● **Problem statement**
Repeat each entry in the listing word for word.

##########

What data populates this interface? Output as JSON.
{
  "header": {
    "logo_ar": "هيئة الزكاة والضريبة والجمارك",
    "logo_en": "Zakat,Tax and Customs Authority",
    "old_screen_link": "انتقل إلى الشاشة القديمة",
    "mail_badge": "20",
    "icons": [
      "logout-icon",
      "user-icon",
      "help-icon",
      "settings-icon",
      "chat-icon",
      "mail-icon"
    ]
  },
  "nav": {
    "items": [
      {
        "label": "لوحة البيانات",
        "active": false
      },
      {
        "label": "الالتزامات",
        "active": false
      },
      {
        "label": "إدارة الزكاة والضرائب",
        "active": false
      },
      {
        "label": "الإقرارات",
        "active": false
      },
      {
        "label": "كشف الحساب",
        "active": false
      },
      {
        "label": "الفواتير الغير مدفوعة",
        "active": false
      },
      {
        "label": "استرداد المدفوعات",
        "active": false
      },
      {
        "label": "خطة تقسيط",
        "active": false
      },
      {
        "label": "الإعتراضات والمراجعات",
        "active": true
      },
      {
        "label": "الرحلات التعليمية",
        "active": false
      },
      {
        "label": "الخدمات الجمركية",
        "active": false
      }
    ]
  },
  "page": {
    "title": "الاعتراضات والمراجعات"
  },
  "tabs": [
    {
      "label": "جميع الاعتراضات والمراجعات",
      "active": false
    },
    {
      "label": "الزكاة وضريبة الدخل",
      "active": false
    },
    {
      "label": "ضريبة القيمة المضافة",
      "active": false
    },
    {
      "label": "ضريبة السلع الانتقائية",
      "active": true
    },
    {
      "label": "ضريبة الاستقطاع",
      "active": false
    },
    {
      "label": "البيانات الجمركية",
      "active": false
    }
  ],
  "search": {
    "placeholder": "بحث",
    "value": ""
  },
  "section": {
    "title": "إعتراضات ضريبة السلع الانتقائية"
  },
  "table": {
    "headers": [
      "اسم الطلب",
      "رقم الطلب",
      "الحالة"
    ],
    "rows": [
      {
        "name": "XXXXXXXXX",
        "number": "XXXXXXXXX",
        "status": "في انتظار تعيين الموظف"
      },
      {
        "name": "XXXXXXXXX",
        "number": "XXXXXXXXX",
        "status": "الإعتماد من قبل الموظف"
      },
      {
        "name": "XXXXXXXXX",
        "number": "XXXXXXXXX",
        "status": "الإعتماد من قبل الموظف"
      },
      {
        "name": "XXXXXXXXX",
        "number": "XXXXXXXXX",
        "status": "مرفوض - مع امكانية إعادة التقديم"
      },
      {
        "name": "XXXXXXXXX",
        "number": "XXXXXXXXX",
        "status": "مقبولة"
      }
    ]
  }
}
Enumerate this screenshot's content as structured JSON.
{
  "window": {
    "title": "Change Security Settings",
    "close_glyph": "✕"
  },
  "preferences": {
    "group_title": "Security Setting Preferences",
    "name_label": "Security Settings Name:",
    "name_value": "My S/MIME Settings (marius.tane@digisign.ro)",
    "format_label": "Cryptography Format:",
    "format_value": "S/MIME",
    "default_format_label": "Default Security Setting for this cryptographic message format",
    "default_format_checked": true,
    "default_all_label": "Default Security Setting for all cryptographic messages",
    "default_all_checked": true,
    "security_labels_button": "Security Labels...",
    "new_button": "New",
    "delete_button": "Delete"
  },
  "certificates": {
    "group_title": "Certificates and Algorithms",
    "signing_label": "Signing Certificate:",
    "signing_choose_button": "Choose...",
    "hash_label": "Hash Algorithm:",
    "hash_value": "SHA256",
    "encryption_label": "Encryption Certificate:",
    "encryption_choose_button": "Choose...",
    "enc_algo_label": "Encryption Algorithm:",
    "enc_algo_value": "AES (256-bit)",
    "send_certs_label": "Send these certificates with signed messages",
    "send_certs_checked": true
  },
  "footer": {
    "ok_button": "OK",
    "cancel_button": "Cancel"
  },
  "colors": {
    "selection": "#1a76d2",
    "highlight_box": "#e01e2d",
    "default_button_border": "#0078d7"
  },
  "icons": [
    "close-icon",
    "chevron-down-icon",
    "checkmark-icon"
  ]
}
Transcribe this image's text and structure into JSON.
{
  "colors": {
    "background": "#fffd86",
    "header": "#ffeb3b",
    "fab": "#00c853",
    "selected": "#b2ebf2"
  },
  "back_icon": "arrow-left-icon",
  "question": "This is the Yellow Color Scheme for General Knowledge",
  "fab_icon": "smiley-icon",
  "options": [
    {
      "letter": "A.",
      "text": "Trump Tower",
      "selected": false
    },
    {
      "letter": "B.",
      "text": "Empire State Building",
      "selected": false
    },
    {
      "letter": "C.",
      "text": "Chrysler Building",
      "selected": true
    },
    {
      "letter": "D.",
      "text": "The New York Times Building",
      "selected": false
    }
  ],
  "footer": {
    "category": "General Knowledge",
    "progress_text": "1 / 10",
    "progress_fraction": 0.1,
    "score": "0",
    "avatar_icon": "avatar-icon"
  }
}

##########

● **Answer section**
What data populates this interface? Output as JSON.
{
  "header": {
    "logo_ar": "هيئة الزكاة والضريبة والجمارك",
    "logo_en": "Zakat,Tax and Customs Authority",
    "old_screen_link": "انتقل إلى الشاشة القديمة",
    "mail_badge": "20",
    "icons": [
      "logout-icon",
      "user-icon",
      "help-icon",
      "settings-icon",
      "chat-icon",
      "mail-icon"
    ]
  },
  "nav": {
    "items": [
      {
        "label": "لوحة البيانات",
        "active": false
      },
      {
        "label": "الالتزامات",
        "active": false
      },
      {
        "label": "إدارة الزكاة والضرائب",
        "active": false
      },
      {
        "label": "الإقرارات",
        "active": false
      },
      {
        "label": "كشف الحساب",
        "active": false
      },
      {
        "label": "الفواتير الغير مدفوعة",
        "active": false
      },
      {
        "label": "استرداد المدفوعات",
        "active": false
      },
      {
        "label": "خطة تقسيط",
        "active": false
      },
      {
        "label": "الإعتراضات والمراجعات",
        "active": true
      },
      {
        "label": "الرحلات التعليمية",
        "active": false
      },
      {
        "label": "الخدمات الجمركية",
        "active": false
      }
    ]
  },
  "page": {
    "title": "الاعتراضات والمراجعات"
  },
  "tabs": [
    {
      "label": "جميع الاعتراضات والمراجعات",
      "active": false
    },
    {
      "label": "الزكاة وضريبة الدخل",
      "active": false
    },
    {
      "label": "ضريبة القيمة المضافة",
      "active": false
    },
    {
      "label": "ضريبة السلع الانتقائية",
      "active": true
    },
    {
      "label": "ضريبة الاستقطاع",
      "active": false
    },
    {
      "label": "البيانات الجمركية",
      "active": false
    }
  ],
  "search": {
    "placeholder": "بحث",
    "value": ""
  },
  "section": {
    "title": "إعتراضات ضريبة السلع الانتقائية"
  },
  "table": {
    "headers": [
      "اسم الطلب",
      "رقم الطلب",
      "الحالة"
    ],
    "rows": [
      {
        "name": "XXXXXXXXX",
        "number": "XXXXXXXXX",
        "status": "في انتظار تعيين الموظف"
      },
      {
        "name": "XXXXXXXXX",
        "number": "XXXXXXXXX",
        "status": "الإعتماد من قبل الموظف"
      },
      {
        "name": "XXXXXXXXX",
        "number": "XXXXXXXXX",
        "status": "الإعتماد من قبل الموظف"
      },
      {
        "name": "XXXXXXXXX",
        "number": "XXXXXXXXX",
        "status": "مرفوض - مع امكانية إعادة التقديم"
      },
      {
        "name": "XXXXXXXXX",
        "number": "XXXXXXXXX",
        "status": "مقبولة"
      }
    ]
  }
}
Enumerate this screenshot's content as structured JSON.
{
  "window": {
    "title": "Change Security Settings",
    "close_glyph": "✕"
  },
  "preferences": {
    "group_title": "Security Setting Preferences",
    "name_label": "Security Settings Name:",
    "name_value": "My S/MIME Settings (marius.tane@digisign.ro)",
    "format_label": "Cryptography Format:",
    "format_value": "S/MIME",
    "default_format_label": "Default Security Setting for this cryptographic message format",
    "default_format_checked": true,
    "default_all_label": "Default Security Setting for all cryptographic messages",
    "default_all_checked": true,
    "security_labels_button": "Security Labels...",
    "new_button": "New",
    "delete_button": "Delete"
  },
  "certificates": {
    "group_title": "Certificates and Algorithms",
    "signing_label": "Signing Certificate:",
    "signing_choose_button": "Choose...",
    "hash_label": "Hash Algorithm:",
    "hash_value": "SHA256",
    "encryption_label": "Encryption Certificate:",
    "encryption_choose_button": "Choose...",
    "enc_algo_label": "Encryption Algorithm:",
    "enc_algo_value": "AES (256-bit)",
    "send_certs_label": "Send these certificates with signed messages",
    "send_certs_checked": true
  },
  "footer": {
    "ok_button": "OK",
    "cancel_button": "Cancel"
  },
  "colors": {
    "selection": "#1a76d2",
    "highlight_box": "#e01e2d",
    "default_button_border": "#0078d7"
  },
  "icons": [
    "close-icon",
    "chevron-down-icon",
    "checkmark-icon"
  ]
}
Transcribe this image's text and structure into JSON.
{
  "colors": {
    "background": "#fffd86",
    "header": "#ffeb3b",
    "fab": "#00c853",
    "selected": "#b2ebf2"
  },
  "back_icon": "arrow-left-icon",
  "question": "This is the Yellow Color Scheme for General Knowledge",
  "fab_icon": "smiley-icon",
  "options": [
    {
      "letter": "A.",
      "text": "Trump Tower",
      "selected": false
    },
    {
      "letter": "B.",
      "text": "Empire State Building",
      "selected": false
    },
    {
      "letter": "C.",
      "text": "Chrysler Building",
      "selected": true
    },
    {
      "letter": "D.",
      "text": "The New York Times Building",
      "selected": false
    }
  ],
  "footer": {
    "category": "General Knowledge",
    "progress_text": "1 / 10",
    "progress_fraction": 0.1,
    "score": "0",
    "avatar_icon": "avatar-icon"
  }
}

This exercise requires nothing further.